Red Hat yesterday announced the beta availability of its next-generation Red Hat Enterprise Linux (RHEL) 7 operating system platform. The new beta marks the first major public milestone release of RHEL 7, which is the successor to the RHEL 6 platform that first debuted in 2010 and was most recently updated with the 6.5 release in November of this year.
"With today's announcement, we are inviting Red Hat customers, partners, and members of the public to provide feedback on what we believe is our most ambitious release to date. Red Hat Enterprise Linux 7 is designed to provide the underpinning for future application architectures while and providing the flexibility, scalability, and performance needed to deploy across bare metal, virtual machines, and cloud infrastructure", says Red Hat.
The company further adds, "based on Fedora 19 and the upstream Linux 3.10 kernel, Red Hat Enterprise Linux 7 will provide users with powerful new capabilities that streamline and automate installation and deployment, simplify management, and enhance ease-of-use, all while delivering the stability that enterprises have come to expect from Red Hat".
One of the big changes coming in RHEL 7 is the move from Ext4 to XFS as the default file system. Ext4 and its predecessor Ext3 have long been the default file systems in Red Hat's Linux distributions. However, Pacheco said, across all industries, Red Hat's customers are dealing with a data explosion—which shouldn't surprise anyone involved in the technology industry given the buzz around big data. "This enormous data growth requires a scalable, performance file system, which is provided by XFS— hence the move to it as the default file system," company said. XFS can support systems of up to 500TB in size; in contrast, Ext4 scales to a maximum stand-alone file system of 50TB.
Please click here to learn more about what is new in version 7. If you are interested in trying the beta, click here.

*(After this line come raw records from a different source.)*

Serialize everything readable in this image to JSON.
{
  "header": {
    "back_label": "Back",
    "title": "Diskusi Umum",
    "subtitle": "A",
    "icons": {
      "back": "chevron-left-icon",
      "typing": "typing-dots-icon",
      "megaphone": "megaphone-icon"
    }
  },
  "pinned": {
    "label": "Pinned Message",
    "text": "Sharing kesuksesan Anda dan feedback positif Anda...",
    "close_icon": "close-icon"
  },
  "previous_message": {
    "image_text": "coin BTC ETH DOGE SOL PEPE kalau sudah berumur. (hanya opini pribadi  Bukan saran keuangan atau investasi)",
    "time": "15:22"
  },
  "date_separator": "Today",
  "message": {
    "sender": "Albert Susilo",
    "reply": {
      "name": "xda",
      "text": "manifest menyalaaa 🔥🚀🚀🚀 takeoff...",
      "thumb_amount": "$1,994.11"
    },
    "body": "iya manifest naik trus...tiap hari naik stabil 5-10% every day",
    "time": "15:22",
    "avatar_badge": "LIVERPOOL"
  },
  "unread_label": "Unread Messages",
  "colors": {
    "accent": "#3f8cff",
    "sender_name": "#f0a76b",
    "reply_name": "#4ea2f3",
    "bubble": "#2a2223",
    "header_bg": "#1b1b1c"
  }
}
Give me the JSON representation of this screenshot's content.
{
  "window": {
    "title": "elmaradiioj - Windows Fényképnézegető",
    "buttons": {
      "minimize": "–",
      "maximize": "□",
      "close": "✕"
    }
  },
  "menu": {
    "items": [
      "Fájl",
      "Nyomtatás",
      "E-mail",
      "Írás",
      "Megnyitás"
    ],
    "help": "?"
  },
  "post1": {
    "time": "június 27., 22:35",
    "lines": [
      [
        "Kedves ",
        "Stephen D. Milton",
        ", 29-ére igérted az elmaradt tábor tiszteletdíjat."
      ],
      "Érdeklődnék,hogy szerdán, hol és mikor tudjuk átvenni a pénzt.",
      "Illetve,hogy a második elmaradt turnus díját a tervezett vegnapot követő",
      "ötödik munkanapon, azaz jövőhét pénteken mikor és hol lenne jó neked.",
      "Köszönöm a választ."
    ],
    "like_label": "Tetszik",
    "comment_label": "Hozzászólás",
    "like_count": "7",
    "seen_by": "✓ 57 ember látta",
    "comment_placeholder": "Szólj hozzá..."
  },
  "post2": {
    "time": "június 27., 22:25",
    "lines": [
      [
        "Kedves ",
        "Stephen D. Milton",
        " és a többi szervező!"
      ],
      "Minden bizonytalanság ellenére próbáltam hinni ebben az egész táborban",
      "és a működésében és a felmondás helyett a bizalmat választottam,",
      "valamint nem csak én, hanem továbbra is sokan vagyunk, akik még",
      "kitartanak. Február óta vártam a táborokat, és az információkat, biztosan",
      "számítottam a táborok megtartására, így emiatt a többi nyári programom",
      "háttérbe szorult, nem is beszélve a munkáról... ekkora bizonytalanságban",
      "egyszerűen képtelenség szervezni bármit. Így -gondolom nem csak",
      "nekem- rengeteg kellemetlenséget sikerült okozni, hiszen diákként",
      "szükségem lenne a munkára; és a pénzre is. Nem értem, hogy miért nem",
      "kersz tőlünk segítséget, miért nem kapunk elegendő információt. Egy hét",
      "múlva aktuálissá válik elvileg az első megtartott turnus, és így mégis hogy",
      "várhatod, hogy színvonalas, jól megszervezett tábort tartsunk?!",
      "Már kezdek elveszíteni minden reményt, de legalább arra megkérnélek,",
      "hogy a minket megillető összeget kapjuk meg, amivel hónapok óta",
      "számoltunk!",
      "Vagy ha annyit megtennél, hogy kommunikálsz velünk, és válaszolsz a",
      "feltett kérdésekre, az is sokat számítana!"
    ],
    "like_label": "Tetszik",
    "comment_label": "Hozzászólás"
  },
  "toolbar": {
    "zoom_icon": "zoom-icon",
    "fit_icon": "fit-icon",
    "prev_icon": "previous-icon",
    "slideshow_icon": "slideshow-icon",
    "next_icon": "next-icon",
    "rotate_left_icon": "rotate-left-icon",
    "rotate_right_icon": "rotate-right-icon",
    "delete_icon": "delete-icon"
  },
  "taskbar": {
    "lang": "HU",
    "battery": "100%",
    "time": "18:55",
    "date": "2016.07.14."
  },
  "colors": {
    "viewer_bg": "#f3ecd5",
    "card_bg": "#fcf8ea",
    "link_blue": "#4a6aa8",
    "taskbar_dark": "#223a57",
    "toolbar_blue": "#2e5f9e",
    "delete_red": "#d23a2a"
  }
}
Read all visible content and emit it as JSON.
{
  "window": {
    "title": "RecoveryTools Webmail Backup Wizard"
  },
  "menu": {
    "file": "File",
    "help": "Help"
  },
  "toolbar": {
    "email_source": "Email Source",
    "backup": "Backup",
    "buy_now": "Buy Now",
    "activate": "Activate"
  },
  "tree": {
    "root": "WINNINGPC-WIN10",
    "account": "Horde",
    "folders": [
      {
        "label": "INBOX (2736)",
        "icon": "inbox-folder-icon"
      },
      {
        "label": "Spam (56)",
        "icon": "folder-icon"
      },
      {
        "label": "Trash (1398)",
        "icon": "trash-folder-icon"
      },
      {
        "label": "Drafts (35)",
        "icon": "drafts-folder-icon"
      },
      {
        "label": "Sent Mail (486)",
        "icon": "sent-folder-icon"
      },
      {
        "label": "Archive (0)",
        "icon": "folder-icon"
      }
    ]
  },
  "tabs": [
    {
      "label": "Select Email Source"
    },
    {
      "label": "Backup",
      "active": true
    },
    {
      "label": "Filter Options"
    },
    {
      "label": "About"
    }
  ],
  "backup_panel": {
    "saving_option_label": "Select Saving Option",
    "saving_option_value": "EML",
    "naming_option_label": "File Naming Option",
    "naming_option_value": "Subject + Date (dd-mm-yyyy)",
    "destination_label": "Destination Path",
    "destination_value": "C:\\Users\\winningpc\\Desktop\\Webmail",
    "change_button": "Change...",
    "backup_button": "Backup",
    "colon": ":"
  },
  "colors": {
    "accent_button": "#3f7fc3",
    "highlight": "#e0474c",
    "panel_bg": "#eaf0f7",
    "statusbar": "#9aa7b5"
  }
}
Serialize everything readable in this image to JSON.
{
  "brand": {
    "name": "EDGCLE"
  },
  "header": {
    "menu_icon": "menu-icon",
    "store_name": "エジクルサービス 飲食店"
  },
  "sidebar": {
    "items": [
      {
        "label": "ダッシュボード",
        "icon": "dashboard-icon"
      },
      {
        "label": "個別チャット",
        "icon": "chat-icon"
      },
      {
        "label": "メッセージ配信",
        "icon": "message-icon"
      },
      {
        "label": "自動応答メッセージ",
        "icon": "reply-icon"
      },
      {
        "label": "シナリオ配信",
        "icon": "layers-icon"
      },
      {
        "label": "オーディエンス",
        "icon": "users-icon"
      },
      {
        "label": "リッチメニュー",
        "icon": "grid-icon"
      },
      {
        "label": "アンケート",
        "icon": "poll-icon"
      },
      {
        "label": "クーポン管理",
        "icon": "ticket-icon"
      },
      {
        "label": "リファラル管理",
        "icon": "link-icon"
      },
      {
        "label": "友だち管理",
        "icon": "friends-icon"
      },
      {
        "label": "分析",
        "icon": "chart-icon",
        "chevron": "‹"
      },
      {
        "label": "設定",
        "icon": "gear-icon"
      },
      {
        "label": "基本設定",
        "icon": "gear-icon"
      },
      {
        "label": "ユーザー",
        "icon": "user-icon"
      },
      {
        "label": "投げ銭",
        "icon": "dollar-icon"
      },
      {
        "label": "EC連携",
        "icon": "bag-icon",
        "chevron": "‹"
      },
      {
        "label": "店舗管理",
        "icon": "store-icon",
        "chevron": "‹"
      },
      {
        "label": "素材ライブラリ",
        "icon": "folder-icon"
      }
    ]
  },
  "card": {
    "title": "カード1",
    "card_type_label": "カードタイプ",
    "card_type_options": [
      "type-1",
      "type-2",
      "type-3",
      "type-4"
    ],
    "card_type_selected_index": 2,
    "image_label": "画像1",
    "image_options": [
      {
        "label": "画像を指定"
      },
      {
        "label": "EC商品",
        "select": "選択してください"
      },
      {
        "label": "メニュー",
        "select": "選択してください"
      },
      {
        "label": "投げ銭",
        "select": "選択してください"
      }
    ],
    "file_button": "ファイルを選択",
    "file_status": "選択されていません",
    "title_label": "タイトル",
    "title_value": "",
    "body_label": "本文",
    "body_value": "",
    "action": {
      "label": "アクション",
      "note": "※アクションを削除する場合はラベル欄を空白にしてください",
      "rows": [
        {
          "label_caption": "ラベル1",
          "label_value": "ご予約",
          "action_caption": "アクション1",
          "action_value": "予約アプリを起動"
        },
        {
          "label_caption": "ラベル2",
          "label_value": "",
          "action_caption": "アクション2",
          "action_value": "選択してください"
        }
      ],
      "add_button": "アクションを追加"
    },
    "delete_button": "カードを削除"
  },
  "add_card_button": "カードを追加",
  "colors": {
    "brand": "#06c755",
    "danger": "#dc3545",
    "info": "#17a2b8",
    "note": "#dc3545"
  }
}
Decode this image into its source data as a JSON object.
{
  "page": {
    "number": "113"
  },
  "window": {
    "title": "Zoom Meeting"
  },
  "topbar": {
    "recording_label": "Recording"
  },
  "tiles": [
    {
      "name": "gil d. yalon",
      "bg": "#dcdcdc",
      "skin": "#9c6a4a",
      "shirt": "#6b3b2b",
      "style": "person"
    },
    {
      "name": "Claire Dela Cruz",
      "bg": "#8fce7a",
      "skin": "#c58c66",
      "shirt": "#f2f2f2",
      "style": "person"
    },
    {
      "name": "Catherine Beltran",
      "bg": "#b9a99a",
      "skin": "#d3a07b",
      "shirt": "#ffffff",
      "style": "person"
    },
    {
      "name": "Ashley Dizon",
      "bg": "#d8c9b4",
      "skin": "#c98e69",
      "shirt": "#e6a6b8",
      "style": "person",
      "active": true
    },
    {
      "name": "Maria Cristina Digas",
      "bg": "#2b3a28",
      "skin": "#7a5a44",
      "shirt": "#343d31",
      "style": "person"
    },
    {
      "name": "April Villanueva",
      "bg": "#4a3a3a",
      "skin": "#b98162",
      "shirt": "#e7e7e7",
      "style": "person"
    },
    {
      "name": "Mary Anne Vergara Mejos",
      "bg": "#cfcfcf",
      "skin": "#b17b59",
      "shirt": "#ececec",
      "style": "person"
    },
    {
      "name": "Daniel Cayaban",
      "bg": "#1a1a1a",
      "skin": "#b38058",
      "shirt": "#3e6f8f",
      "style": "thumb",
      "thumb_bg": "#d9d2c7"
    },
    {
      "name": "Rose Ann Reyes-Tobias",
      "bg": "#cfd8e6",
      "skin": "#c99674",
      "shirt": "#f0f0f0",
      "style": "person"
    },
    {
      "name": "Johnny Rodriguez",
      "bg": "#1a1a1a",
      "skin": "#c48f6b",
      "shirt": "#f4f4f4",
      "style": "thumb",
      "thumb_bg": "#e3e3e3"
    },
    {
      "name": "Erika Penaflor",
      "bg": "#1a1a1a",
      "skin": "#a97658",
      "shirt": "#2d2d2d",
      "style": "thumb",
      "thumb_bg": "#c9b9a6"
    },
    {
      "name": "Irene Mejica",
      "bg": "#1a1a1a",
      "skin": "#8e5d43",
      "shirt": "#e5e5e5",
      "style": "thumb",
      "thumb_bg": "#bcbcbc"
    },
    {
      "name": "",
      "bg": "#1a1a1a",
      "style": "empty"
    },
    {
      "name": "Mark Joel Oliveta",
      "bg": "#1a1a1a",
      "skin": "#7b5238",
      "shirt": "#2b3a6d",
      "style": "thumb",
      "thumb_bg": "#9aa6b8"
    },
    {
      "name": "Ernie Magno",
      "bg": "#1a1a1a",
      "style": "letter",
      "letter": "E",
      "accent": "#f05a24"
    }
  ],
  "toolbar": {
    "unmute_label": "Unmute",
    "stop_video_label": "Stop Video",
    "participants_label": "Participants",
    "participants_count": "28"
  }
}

However, it is not recommended to use the beta operating system on a production machine.